A symptom during pregnancy often not spoken about but definitely noticed is gas or, more technically, flatulence. I’m sure we’ve all heard husbands and partners joke about their gassy wives or speculating about the myth that “if its a particularly gassy pregnancy it’ll be a boy.” Actually, the typical person passes gas approximately 18 times a day. The reason for this is that the average person produces up to 4 pints of gas daily. Increased gas during pregnancy is very normal and actually biologically induced. It can be embarrassing and uncomfortable when you’re experiencing more gas production than normal, and it’s all due to the increase of the hormone progesterone which begins in early pregnancy. Progesterone (as well as relaxin) relaxes the smooth muscle tissue throughout your body. Unfortunately, not even your digestive tract is left unscathed! This slows down food digestion resulting in more gas being created in the large intestine, as a result of food that is not fully digested by enzymes. Subsequently, your intestinal muscles relax more, which causes your digestion to slow down. The transient time through the intestine can increase by 30%. This allows gas to build up easier and creates bloating, burping and, of course, flatulence. Gas during pregnancy can also increase later in pregnancy when the enlarging uterus places pressure on your abdominal cavity.
Changing foods and increasing movement helps with the redistribution of accumulation gas in your body. The gas production won’t harm your baby, but if you notice any intense pain or cramping, check with your doctor or midwife.
How to Reduce Gas Production
There are several foods known to increase gas and are, therefore, foods to avoid if you find yourself gassier than comfortable during your pregnancy. Please, note that if you are going to avoid them, you may need to receive your necessary vitamin intake through replacement or supplements! It is important that you do not eliminate everything from your diet that may increase gas. It is more essential to make sure that you are getting the nutrients you and your baby need for healthy development.
Foods that increase gas production:
- Beans & other legumes
- Brussel Sprouts
- Milk or cheese
If eliminating/ replacing all of that food from your diet is too hard, don’t worry! The following are some suggestions to keep yourself the least gassy as possible!
- Eat regularly, but choose several small meals throughout the day rather than less frequent, larger meals
- Eat and chew slowly and avoid talking or gulping while you’re eating
- Choose to drink between meals instead of during meals, and when you do have a drink, drink from a glass (without gulping) as opposed to a bottle or a straw

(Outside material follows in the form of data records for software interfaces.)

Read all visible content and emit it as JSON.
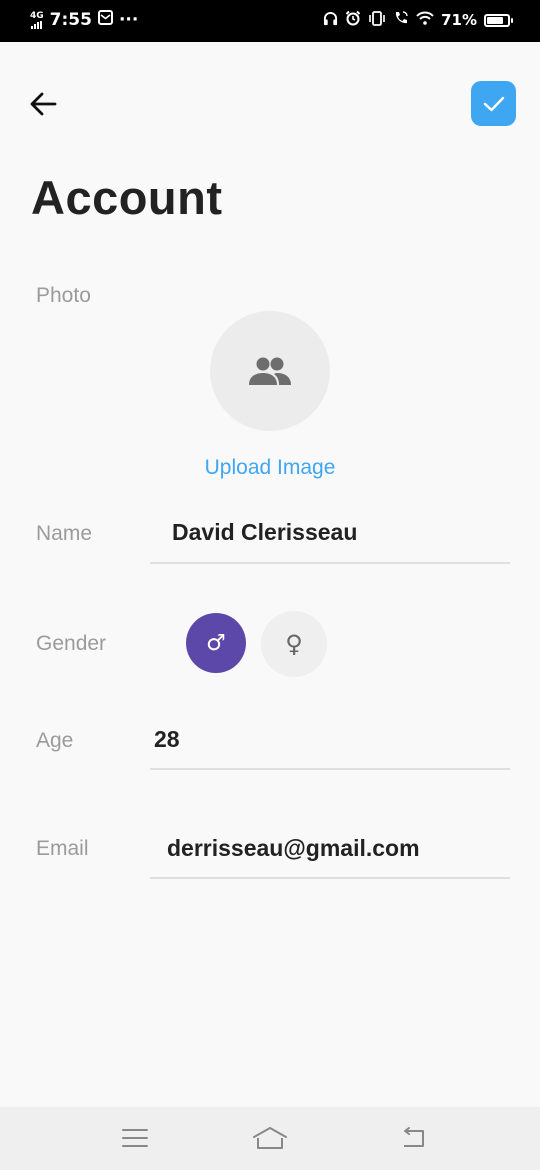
{
  "status_bar": {
    "network": "4G",
    "time": "7:55",
    "more": "···",
    "battery_percent": "71%",
    "battery_level": 0.71
  },
  "header": {
    "title": "Account"
  },
  "form": {
    "photo_label": "Photo",
    "upload_label": "Upload Image",
    "name_label": "Name",
    "name_value": "David Clerisseau",
    "gender_label": "Gender",
    "gender_male_symbol": "♂",
    "gender_female_symbol": "♀",
    "gender_selected": "male",
    "age_label": "Age",
    "age_value": "28",
    "email_label": "Email",
    "email_value": "derrisseau@gmail.com"
  },
  "colors": {
    "accent": "#3fa7f2",
    "selected_gender": "#5b48a8",
    "title_text": "#222222",
    "label_text": "#9b9b9b"
  },
  "icons": {
    "back": "arrow-left-icon",
    "confirm": "check-icon",
    "avatar": "people-icon",
    "nav_menu": "menu-icon",
    "nav_home": "home-icon",
    "nav_back": "return-icon"
  }
}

- Avoid fizzy/carbonated drinks
- Put your legs up to relieve pressure from your abdomen in order to assist digestion
- Sit upright while you’re eating or drinking
- Avoid wearing any tight clothing or belts, choose comfortable and loose clothing
- Avoid chewing gum or sucking on hard lollypops
- Avoid artificially sweetened products and drinks (often in diet drinks)
- Exercise can help – try a brisk walk around the block after a meal for around 20 minutes or so
- Peppermint tea is safe to take and may provide relief If you have a tendency to be anxious or tense, learn some relaxation techniques or take up an activity like Pilates (which is also good for core strength) or yoga.
- See your doctor for some quality prebiotics and probiotics, to make sure your gut is as healthy as possible
- Fiber intake is one of the top suggestions for the prevention of gas and helps with constipation as well. Fiber aids in digestion as it is unable to be digested by your body and therefore aids in pushing the waste products along your large intestine. Slower digestion can actually result in constipation, so it’s a good idea to prevent this from happening. You can avoid constipation and gas by increasing fiber intake slowly and drinking more water.
Foods that include fiber:
- Fruits: bananas, oranges, apples, mangoes, strawberries, raspberries
- Vegetables: generally, the darker the color, the higher the fiber content. Carrots, beets, broccoli, collard greens, swiss chard, spinach, artichokes, potatoes (russet, red, and sweet)
- Beans and legumes.
- Breads and grains: Select 7-grain, dark rye, cracked wheat, pumpernickel. Make sure “whole wheat” or another whole grain is listed as the first ingredient
- Nuts: almonds, pistachios, pumpkin and sunflower seeds
Plenty of fresh fruits and veggies help too. Some fiber supplements can be used during pregnancy if you need extra help, but speak to your doctor, midwife, or pharmacist first.